The past decade has been one of tremendous growth and change in the workforce. The growing accessibility of learning tools thanks to the Internet, not to mention the emergence of completely new fields and industries as a result of new technologies, have impacted traditional talent pipelines.

Employers may have a standard practice for recruiting that is based on conventional ideas of experience, talent and skills. However, as the workforce changes, these practices may grow more and more outdated. Here are some things to keep in mind when creating and revising your recruiting strategies to ensure you can make your company appealing to the best and brightest emerging talent.

Skilled labor is on the rise
Traditionally, people tend to think of skilled-labor positions as being less lucrative or professionally viable than conventional white-collar jobs. Many of these trades positions are enjoying significant growth in the U.S. According to the Society for Human Resource Management, skilled-trade jobs and other careers that don’t center around a desk have grown by 6 percent between 2010 and 2014. These jobs on average paid more than $15 per hour, and many of them required no formal education beyond a high school diploma.

“Some of the healthiest areas of job growth year-after-year are in middle-skill occupations that don’t require workers to sit in front of computer monitors and phones for 40 hours a week,” Rosemary Haefner, CareerBuilder chief human resources officer, told the source.
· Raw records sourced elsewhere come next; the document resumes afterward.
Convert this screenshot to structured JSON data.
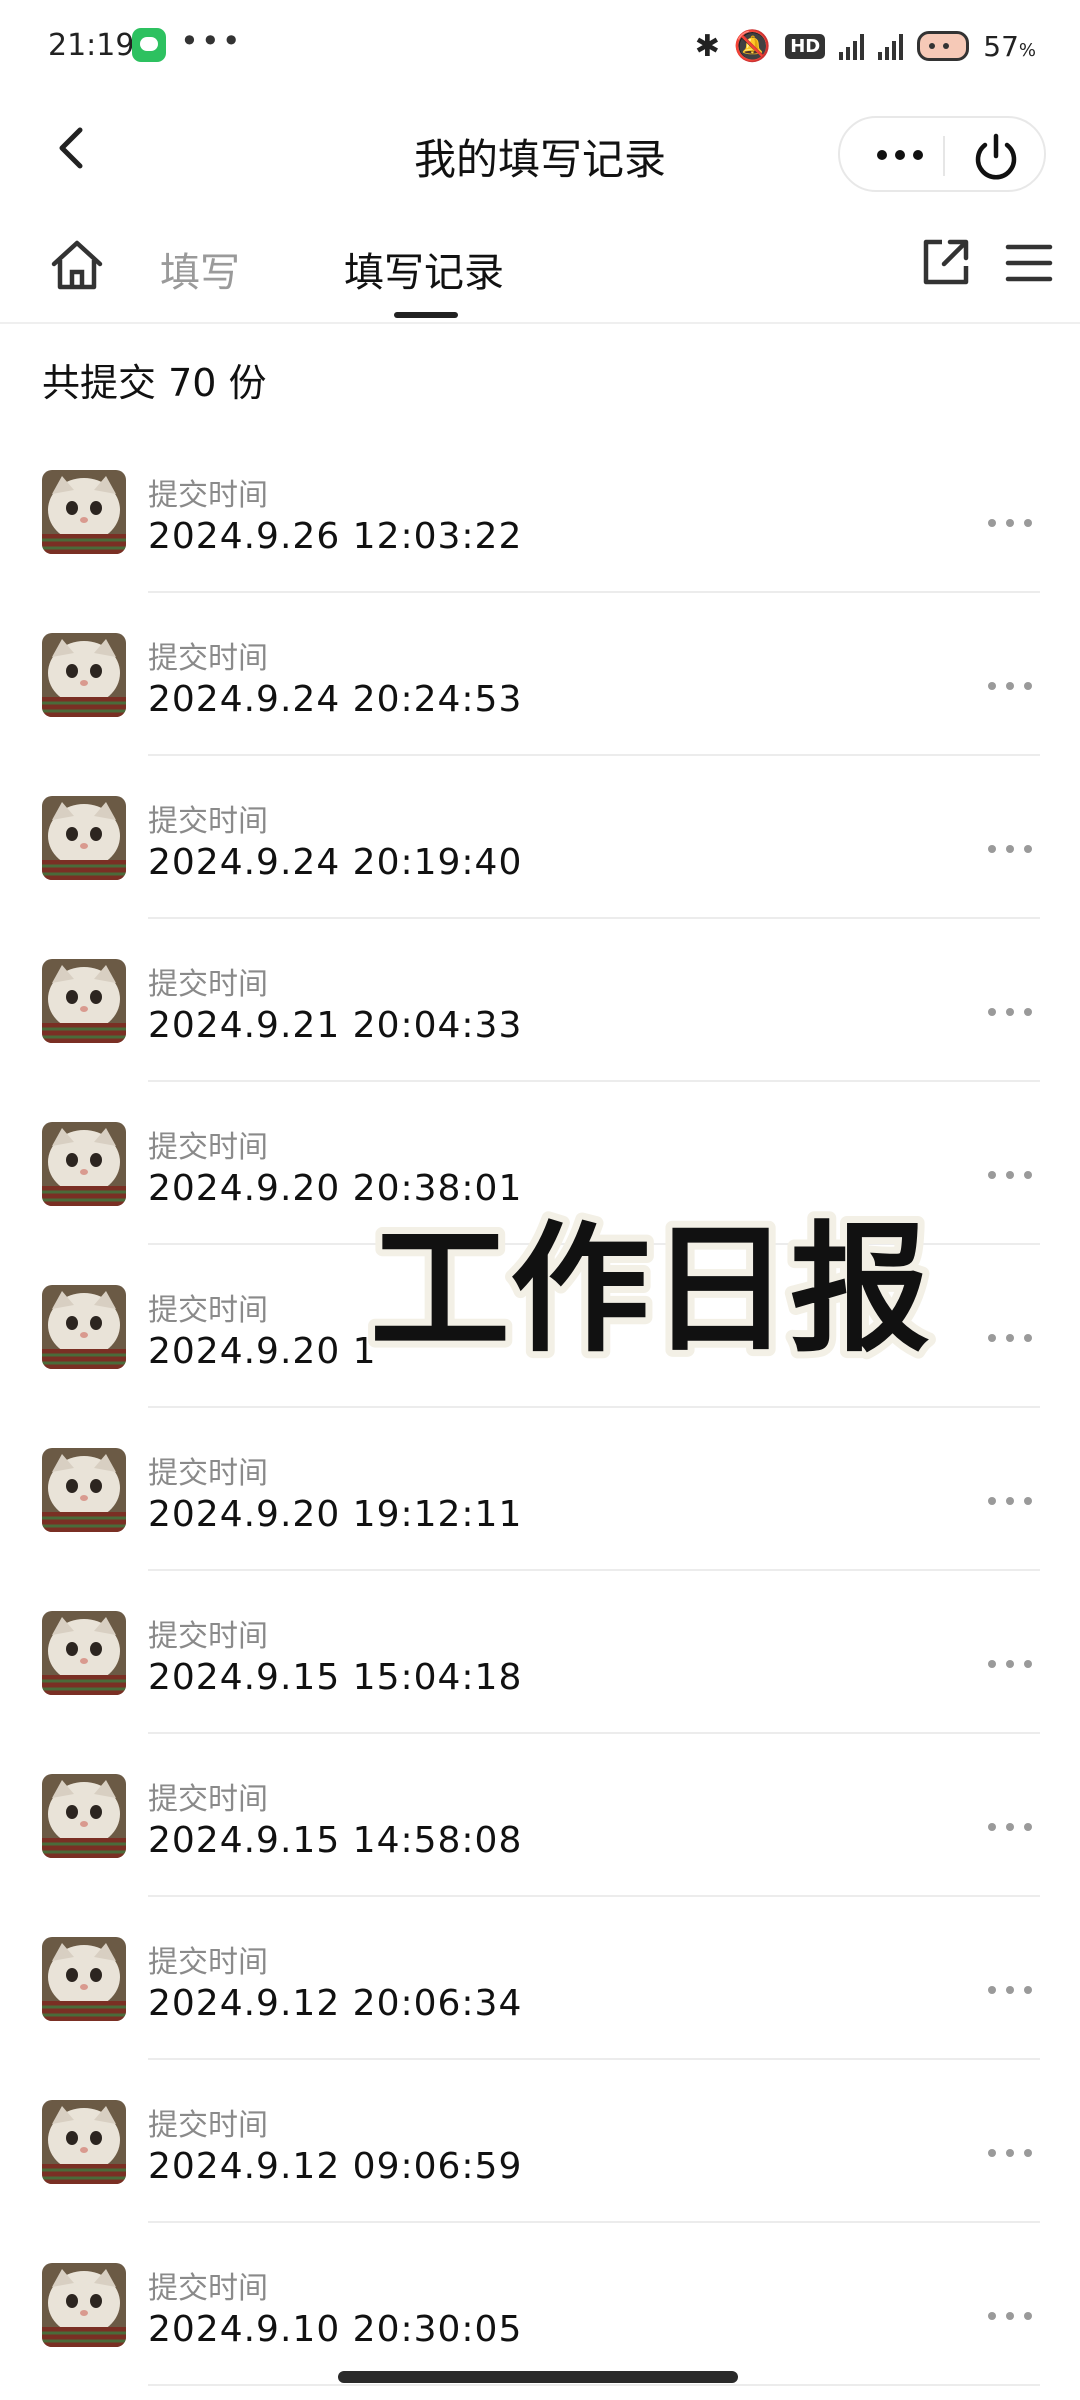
{
  "status_bar": {
    "time": "21:19",
    "dots": "•••",
    "battery": "57",
    "hd_label": "HD"
  },
  "header": {
    "title": "我的填写记录"
  },
  "tabs": {
    "fill": "填写",
    "records": "填写记录"
  },
  "summary": "共提交 70 份",
  "records": [
    {
      "label": "提交时间",
      "time": "2024.9.26 12:03:22"
    },
    {
      "label": "提交时间",
      "time": "2024.9.24 20:24:53"
    },
    {
      "label": "提交时间",
      "time": "2024.9.24 20:19:40"
    },
    {
      "label": "提交时间",
      "time": "2024.9.21 20:04:33"
    },
    {
      "label": "提交时间",
      "time": "2024.9.20 20:38:01"
    },
    {
      "label": "提交时间",
      "time": "2024.9.20 1"
    },
    {
      "label": "提交时间",
      "time": "2024.9.20 19:12:11"
    },
    {
      "label": "提交时间",
      "time": "2024.9.15 15:04:18"
    },
    {
      "label": "提交时间",
      "time": "2024.9.15 14:58:08"
    },
    {
      "label": "提交时间",
      "time": "2024.9.12 20:06:34"
    },
    {
      "label": "提交时间",
      "time": "2024.9.12 09:06:59"
    },
    {
      "label": "提交时间",
      "time": "2024.9.10 20:30:05"
    }
  ],
  "overlay_text": "工作日报"
}
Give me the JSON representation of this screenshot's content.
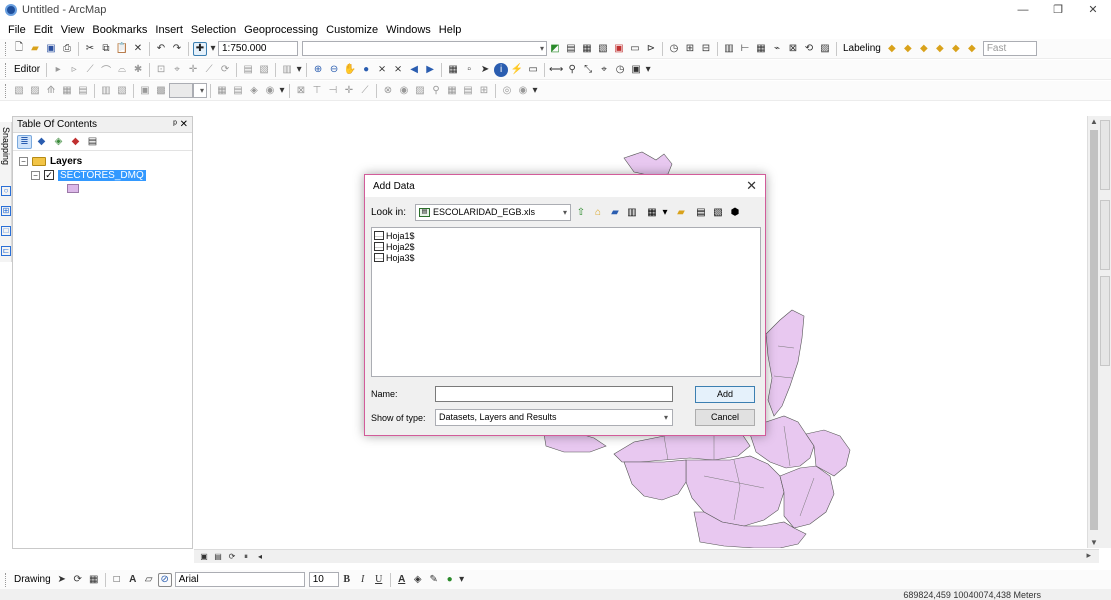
{
  "window": {
    "title": "Untitled - ArcMap",
    "controls": [
      "—",
      "❐",
      "✕"
    ]
  },
  "menu": [
    "File",
    "Edit",
    "View",
    "Bookmarks",
    "Insert",
    "Selection",
    "Geoprocessing",
    "Customize",
    "Windows",
    "Help"
  ],
  "standard_toolbar": {
    "scale": "1:750.000",
    "labeling": "Labeling",
    "fast": "Fast"
  },
  "editor_toolbar": {
    "editor": "Editor"
  },
  "toc": {
    "title": "Table Of Contents",
    "pin": "ᵖ ✕",
    "root": "Layers",
    "layer": "SECTORES_DMQ"
  },
  "snapping_label": "Snapping",
  "dialog": {
    "title": "Add Data",
    "look_in_label": "Look in:",
    "look_in_value": "ESCOLARIDAD_EGB.xls",
    "files": [
      "Hoja1$",
      "Hoja2$",
      "Hoja3$"
    ],
    "name_label": "Name:",
    "name_value": "",
    "type_label": "Show of type:",
    "type_value": "Datasets, Layers and Results",
    "add_button": "Add",
    "cancel_button": "Cancel"
  },
  "drawing_toolbar": {
    "drawing": "Drawing",
    "font": "Arial",
    "size": "10",
    "bold": "B",
    "italic": "I",
    "underline": "U"
  },
  "status": {
    "coords": "689824,459  10040074,438 Meters"
  },
  "colors": {
    "polygon_fill": "#e8c8f0",
    "polygon_stroke": "#555555",
    "selection": "#3399ff",
    "dialog_border": "#d25c9a"
  }
}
Even if your company operates in a predominately white-collar industry, don’t overlook the importance of this sector. For example, many IT-related positions are filled by employees without formal academic training.

On-the-job training is a key factor
One significant trend in recent years is the importance of on-the-job training in certain positions. Rather than seeking employees who have a substantial formal background with academic qualifications, companies are seeing success with recruiting based on experience, portfolio and trainability.

This is particularly apparent in IT fields, office-management positions and other non-executive white-collar functions. A shift such as this may have a substantial impact on recruiting, hiring and onboarding procedures, as it places responsibility on companies to offer adequate training and job knowledge, rather than placing that onus on candidates.

These changes indicate a shift in recruiting and hiring practices. As the workforce continues to change, businesses that don’t adapt may find themselves on the short end of a talent shortage as all the best candidates are snatched up by organizations with more progressive recruiting practices. Small-business owners are encouraged to work closely with PEO companies to ensure their hiring practices remain competitive.